The holiday festivities have begun and while I certainly enjoy celebrating with the design community, it doesn’t always leave time for working behind the scenes. So while I catch up, I thought I would share a favorite project that has been in my files for years. I am interested in anything that Studio Peregalli touches. Their sophisticated sensibility is, as the title of their book revealed, an impressive Invention of the Past. But in few projects is the melding of old and new as dramatic as in the Milan townhouse of Kartell owner Claudio Luti and wife Maria. I first saw the house in House & Garden almost a decade ago, where the emphasis was on the design firm’s remarkable recreation of a fabricated past as in the entry below.
However, Kartell’s iconic Louis Ghost chair by Phillippe Starck made an appearance, paired with an early 19th century English table, in the verdant garden room.
And in the stunning bathroom with tumbling block patterned marble floor and Venetian plaster walls, Kartell’s Eros swivel chair adds a modern touch.
photos above by François Halard for House & Garden
In T magazine’s piece about the house several years ago, they shot the bathroom with Patricia Urquiola’s Foliage chair as the featured Kartell piece.
T also showed how another Patricia Urquiola Kartell piece, her Comback chair, fit beautifully in the entry hall against a patchwork of faux marble.

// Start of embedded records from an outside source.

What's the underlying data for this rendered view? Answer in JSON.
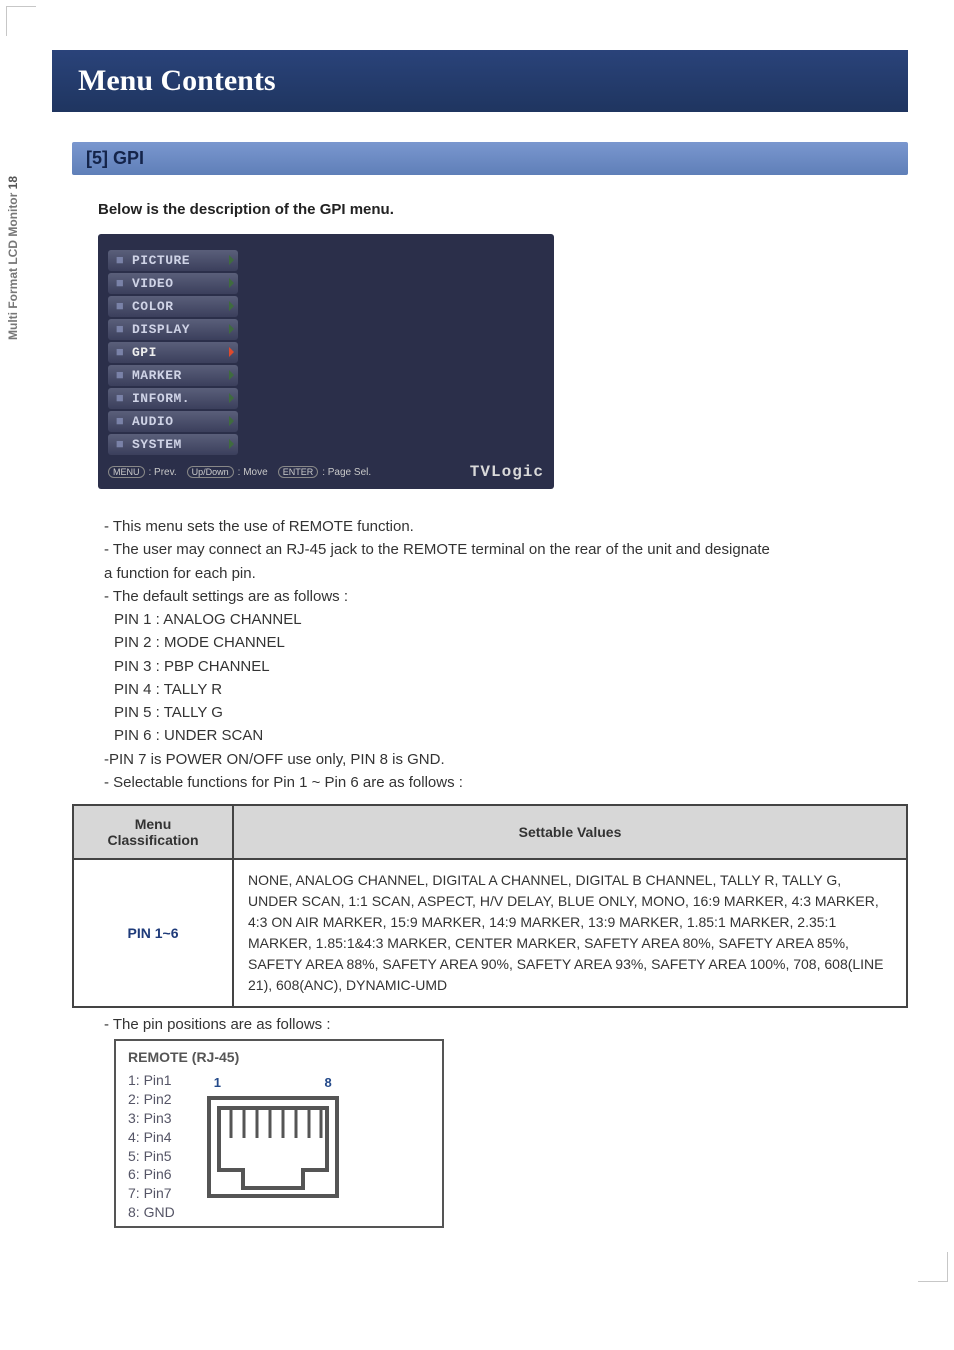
{
  "side_label_prefix": "Multi Format LCD Monitor ",
  "side_label_page": "18",
  "header_title": "Menu Contents",
  "section_header": "[5] GPI",
  "intro": "Below is the description of the GPI menu.",
  "osd": {
    "tabs": [
      {
        "label": "PICTURE",
        "selected": false
      },
      {
        "label": "VIDEO",
        "selected": false
      },
      {
        "label": "COLOR",
        "selected": false
      },
      {
        "label": "DISPLAY",
        "selected": false
      },
      {
        "label": "GPI",
        "selected": true
      },
      {
        "label": "MARKER",
        "selected": false
      },
      {
        "label": "INFORM.",
        "selected": false
      },
      {
        "label": "AUDIO",
        "selected": false
      },
      {
        "label": "SYSTEM",
        "selected": false
      }
    ],
    "hints": {
      "menu_btn": "MENU",
      "menu_txt": ": Prev.",
      "updown_btn": "Up/Down",
      "updown_txt": ": Move",
      "enter_btn": "ENTER",
      "enter_txt": ": Page Sel."
    },
    "logo": "TVLogic"
  },
  "desc_lines": {
    "l1": "- This menu sets the use of REMOTE function.",
    "l2a": "- The user may connect an RJ-45 jack to the REMOTE terminal on the rear of the unit and designate",
    "l2b": "  a function for each pin.",
    "l3": "- The default settings are as follows :",
    "p1": "PIN 1 : ANALOG CHANNEL",
    "p2": "PIN 2 : MODE CHANNEL",
    "p3": "PIN 3 : PBP CHANNEL",
    "p4": "PIN 4 : TALLY R",
    "p5": "PIN 5 : TALLY G",
    "p6": "PIN 6 : UNDER SCAN",
    "l4": "-PIN 7 is POWER ON/OFF use only, PIN 8 is GND.",
    "l5": "- Selectable functions for Pin 1 ~ Pin 6 are as follows :"
  },
  "table": {
    "col1": "Menu Classification",
    "col2": "Settable Values",
    "row_label": "PIN 1~6",
    "row_value": "NONE, ANALOG CHANNEL, DIGITAL A CHANNEL, DIGITAL B CHANNEL, TALLY R, TALLY G, UNDER SCAN, 1:1 SCAN, ASPECT, H/V DELAY, BLUE ONLY, MONO, 16:9 MARKER, 4:3 MARKER, 4:3 ON AIR MARKER, 15:9 MARKER, 14:9 MARKER, 13:9 MARKER, 1.85:1 MARKER, 2.35:1 MARKER, 1.85:1&4:3 MARKER, CENTER MARKER, SAFETY AREA 80%, SAFETY AREA 85%, SAFETY AREA 88%, SAFETY AREA 90%, SAFETY AREA 93%, SAFETY AREA 100%, 708, 608(LINE 21), 608(ANC), DYNAMIC-UMD"
  },
  "pin_pos_line": "- The pin positions are as follows :",
  "remote": {
    "title": "REMOTE (RJ-45)",
    "pins": [
      "1: Pin1",
      "2: Pin2",
      "3: Pin3",
      "4: Pin4",
      "5: Pin5",
      "6: Pin6",
      "7: Pin7",
      "8: GND"
    ],
    "left_num": "1",
    "right_num": "8"
  }
}
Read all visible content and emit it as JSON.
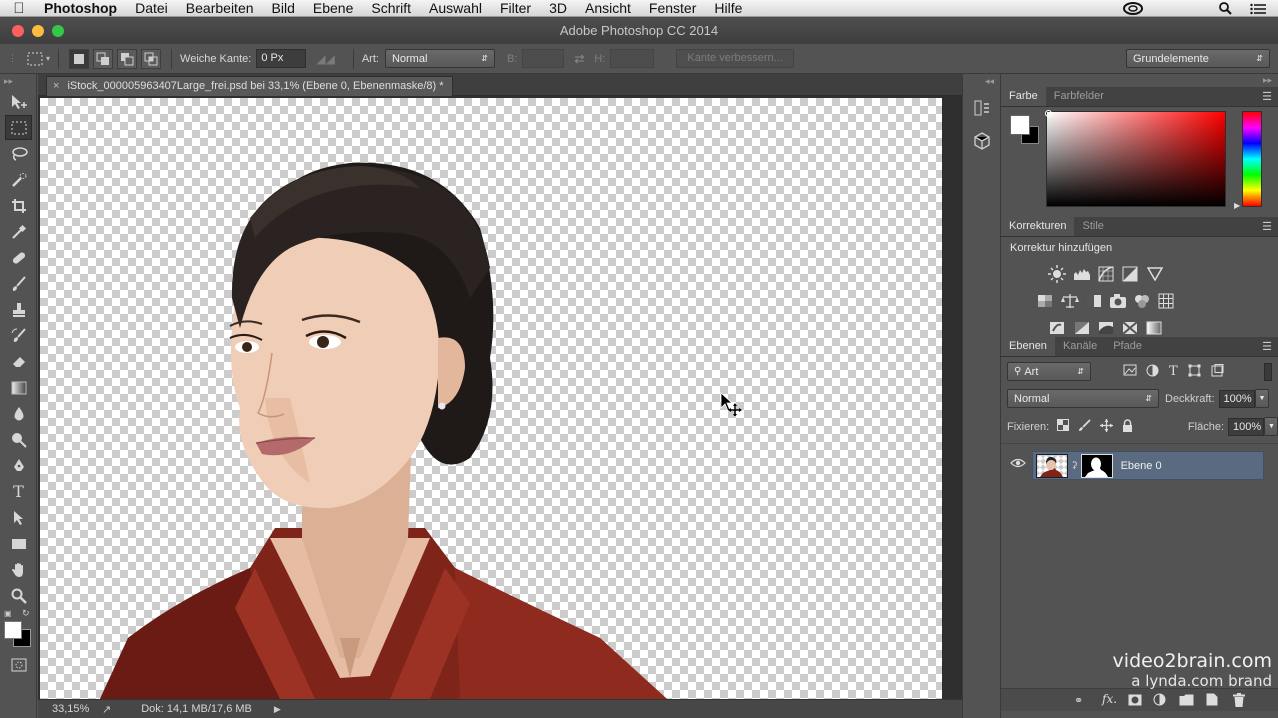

In the bedroom, Philippe Starck’s Ghost Buster for Kartell echoes the lines and function of more classical pieces yet lets the beautiful statement walls take the final bow.
three photos above by Ruy Teixeira for T magazine
The Milan townhouse appeared around the same time in Casa Vogue, where a few new rooms and pieces were featured. The traditional paneled library includes two of Piero Lissoni’s Pop armchairs in an amethyst velvet that is a splendid counterpoint to the warm woodwork.
It’s amazing how versatile Starck’s Masters chair is. Perhaps because it is a fusion of three modern classics – the 7 Series by Arne Jacobsen, the Tulip Armchair by Eero Saarinen and the Eiffel Chair by Charles Eames – rolled into a single contemporary composite. It looked right at home in the bedroom,
but really adds a sinuous sophistication in the garden where amethyst glassware is a stunning contrast against the green setting.
three photos above by Giorgio Possenti for Casa Vogue
The brilliance of Roberto Peregalli and Laura Sartori Rimini yet again proves how a masterful understanding of the past can be the most powerful tool for moving forward.